The opinion of the court was delivered by: Hull , Acting P. J.
California Rules of Court, rule 8.1115(a), prohibits courts and parties from citing or relying on opinions not certified for publication or ordered published, except as specified by rule 8.1115(b). This opinion has not been certified for publication or ordered published for purposes of rule 8.1115.
After defendant Christina Antonia Vignon was convicted of selling marijuana and maintaining a place for the sale of marijuana, she was sentenced to an aggregate term of two years in prison. Her ensuing appeal is subject to the principles of People v. Wende (1979) 25 Cal.3d 436 (Wende) and People v. Kelly (2006) 40 Cal.4th 106, 110. In accordance with the latter, we will provide a summary of the offense and the proceedings in the trial court.
In February 2010, a confidential informant working with the Tehama Interagency Drug Enforcement Agency made two purchases of marijuana from defendant, one of 10.4 grams for $40 and one of 11.5 grams for $40. Defendant was charged with two counts of sale of marijuana (Health & Saf. Code, § 11360, subd. (a)) and one count of maintaining a place for selling marijuana (Health & Saf. Code, § 11366), each with a special allegation that she had a prior conviction (Pen. Code, § 667.5, subd. (b)). Pursuant to a plea agreement, defendant pleaded no contest to one count of sale of marijuana and maintaining a place for the sale of marijuana. The remaining count and prior conviction allegations were dismissed. The court denied her probation and sentenced her to a term of two years on the count charging the sale of marijuana and 16 months on the count charging maintaining a place for the sale of marijuana, to run concurrently. She was awarded 14 days of presentence custody credit. Defendant was ordered to pay a $400 restitution fund fine, a $100 drug program fee, plus assessments, a $60 court security fee and a $60 criminal conviction assessment. Defendant appeals, but did not obtain a certificate of probable cause.

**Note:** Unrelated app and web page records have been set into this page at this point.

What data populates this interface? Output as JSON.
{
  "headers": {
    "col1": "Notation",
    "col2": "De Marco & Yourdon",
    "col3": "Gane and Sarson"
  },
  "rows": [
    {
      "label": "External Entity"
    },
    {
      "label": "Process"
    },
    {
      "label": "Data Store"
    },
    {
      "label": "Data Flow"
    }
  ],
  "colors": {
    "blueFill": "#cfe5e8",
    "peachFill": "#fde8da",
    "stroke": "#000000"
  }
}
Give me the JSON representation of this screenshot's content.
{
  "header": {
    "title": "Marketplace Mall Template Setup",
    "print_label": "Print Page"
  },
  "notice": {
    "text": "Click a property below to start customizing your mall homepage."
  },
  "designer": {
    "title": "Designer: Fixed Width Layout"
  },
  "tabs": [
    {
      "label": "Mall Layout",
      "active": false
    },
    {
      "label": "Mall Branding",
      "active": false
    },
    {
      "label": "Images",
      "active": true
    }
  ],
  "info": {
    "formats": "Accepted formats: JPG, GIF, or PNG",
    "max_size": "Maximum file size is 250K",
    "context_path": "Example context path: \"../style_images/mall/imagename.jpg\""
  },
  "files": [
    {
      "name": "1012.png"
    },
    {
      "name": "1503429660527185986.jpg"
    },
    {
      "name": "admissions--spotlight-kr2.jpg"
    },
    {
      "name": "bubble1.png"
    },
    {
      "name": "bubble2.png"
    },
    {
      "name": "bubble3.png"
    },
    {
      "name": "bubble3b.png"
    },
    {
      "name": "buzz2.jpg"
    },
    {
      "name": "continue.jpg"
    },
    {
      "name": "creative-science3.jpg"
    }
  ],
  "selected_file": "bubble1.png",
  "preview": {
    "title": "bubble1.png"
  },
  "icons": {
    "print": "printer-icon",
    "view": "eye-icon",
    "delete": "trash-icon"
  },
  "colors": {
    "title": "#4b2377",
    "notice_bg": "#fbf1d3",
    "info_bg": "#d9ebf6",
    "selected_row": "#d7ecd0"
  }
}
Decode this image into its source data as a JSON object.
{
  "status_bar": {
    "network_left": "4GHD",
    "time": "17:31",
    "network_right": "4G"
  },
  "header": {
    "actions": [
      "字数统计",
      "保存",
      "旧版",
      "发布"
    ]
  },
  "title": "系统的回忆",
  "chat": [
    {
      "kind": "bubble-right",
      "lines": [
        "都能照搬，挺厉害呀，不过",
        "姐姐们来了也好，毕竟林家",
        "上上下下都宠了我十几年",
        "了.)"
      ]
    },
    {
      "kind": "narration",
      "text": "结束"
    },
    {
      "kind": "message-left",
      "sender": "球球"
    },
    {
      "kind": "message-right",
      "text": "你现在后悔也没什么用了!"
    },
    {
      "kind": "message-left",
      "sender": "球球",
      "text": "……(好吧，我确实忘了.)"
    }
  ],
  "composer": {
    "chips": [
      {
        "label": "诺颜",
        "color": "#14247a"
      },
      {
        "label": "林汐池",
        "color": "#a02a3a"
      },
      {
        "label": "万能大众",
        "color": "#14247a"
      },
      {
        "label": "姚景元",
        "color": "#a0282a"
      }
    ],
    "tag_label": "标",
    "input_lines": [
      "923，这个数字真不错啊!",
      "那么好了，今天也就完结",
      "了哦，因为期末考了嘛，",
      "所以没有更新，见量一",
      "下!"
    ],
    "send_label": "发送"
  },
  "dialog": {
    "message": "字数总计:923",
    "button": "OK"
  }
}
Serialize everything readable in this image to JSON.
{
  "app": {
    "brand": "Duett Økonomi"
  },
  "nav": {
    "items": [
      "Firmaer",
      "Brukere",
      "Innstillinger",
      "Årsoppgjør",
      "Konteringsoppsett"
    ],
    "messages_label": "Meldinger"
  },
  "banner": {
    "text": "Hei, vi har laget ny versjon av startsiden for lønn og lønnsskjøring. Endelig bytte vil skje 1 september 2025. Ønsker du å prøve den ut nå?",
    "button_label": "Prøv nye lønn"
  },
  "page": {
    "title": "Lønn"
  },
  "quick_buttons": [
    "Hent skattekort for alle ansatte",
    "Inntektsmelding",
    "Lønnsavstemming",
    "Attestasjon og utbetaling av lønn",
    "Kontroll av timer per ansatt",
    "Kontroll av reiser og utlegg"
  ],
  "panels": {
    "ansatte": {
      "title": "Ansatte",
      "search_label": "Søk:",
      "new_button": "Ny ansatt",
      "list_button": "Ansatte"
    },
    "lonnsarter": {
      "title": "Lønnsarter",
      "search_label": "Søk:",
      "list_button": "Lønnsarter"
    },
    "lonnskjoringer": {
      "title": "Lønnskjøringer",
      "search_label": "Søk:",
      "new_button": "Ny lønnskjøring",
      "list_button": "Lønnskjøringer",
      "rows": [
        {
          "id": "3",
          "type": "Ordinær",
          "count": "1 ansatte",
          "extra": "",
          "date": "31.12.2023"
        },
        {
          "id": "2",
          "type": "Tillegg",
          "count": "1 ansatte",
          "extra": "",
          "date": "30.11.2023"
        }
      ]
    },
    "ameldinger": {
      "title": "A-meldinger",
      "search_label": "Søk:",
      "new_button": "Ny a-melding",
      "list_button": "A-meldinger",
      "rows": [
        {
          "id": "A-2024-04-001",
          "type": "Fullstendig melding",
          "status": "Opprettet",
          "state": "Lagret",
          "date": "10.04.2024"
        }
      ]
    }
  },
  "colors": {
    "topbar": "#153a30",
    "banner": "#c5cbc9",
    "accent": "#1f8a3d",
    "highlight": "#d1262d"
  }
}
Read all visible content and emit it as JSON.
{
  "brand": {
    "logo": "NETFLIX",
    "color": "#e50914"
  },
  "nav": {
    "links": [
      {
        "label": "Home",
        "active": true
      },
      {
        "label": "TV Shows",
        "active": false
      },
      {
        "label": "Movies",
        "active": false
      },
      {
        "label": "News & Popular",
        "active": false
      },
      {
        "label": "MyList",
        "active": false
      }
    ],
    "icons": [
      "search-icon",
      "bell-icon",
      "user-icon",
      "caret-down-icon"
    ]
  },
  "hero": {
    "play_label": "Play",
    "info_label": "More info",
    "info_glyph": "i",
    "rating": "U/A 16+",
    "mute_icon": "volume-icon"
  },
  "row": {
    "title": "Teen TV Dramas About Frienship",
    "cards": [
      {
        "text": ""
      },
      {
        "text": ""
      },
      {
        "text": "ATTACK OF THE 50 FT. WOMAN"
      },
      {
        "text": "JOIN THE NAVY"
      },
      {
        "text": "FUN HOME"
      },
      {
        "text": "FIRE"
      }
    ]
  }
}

We appointed counsel to represent defendant on appeal. Counsel filed an opening brief that sets forth the facts of the case and requests this court to review the record and determine whether there are any arguable issues on appeal. (Wende, supra, 25 Cal.3d 436.) Defendant was advised by counsel of the right to file a supplemental brief within 30 days of the date of filing of the opening brief and has done so.
In her supplemental brief, defendant complains about the conditions of her confinement, the Department of Corrections and Rehabilitation's indifference to her medical needs, that she was forced to plead to drug offenses rather than getting the benefit of the Compassionate Use Act (CUA), that she was in compliance with the CUA, that she was under anesthesia the day before she sold marijuana to the confidential informant and that he lied to her about the validity of his medical marijuana authorization. The record on appeal does not contain evidence supporting these complaints, and on direct appeal, our review is limited to the appellate record. Accordingly, we will not consider these complaints. (People v. Jenkins (2000) 22 Cal.4th 900, 952.) To the extent defendant complains she complied with the CUA and was improperly convicted of drug offenses, these complaints go to the validity of her plea, a challenge she cannot make on appeal in the absence of a certificate of probable cause. (People v. Panizzon (1996) 13 Cal.4th 68, 76.)
Having undertaken an examination of the entire record, we find no arguable error that would result in a disposition more favorable to defendant.
The judgment is affirmed.
We concur: MAURO , J. ...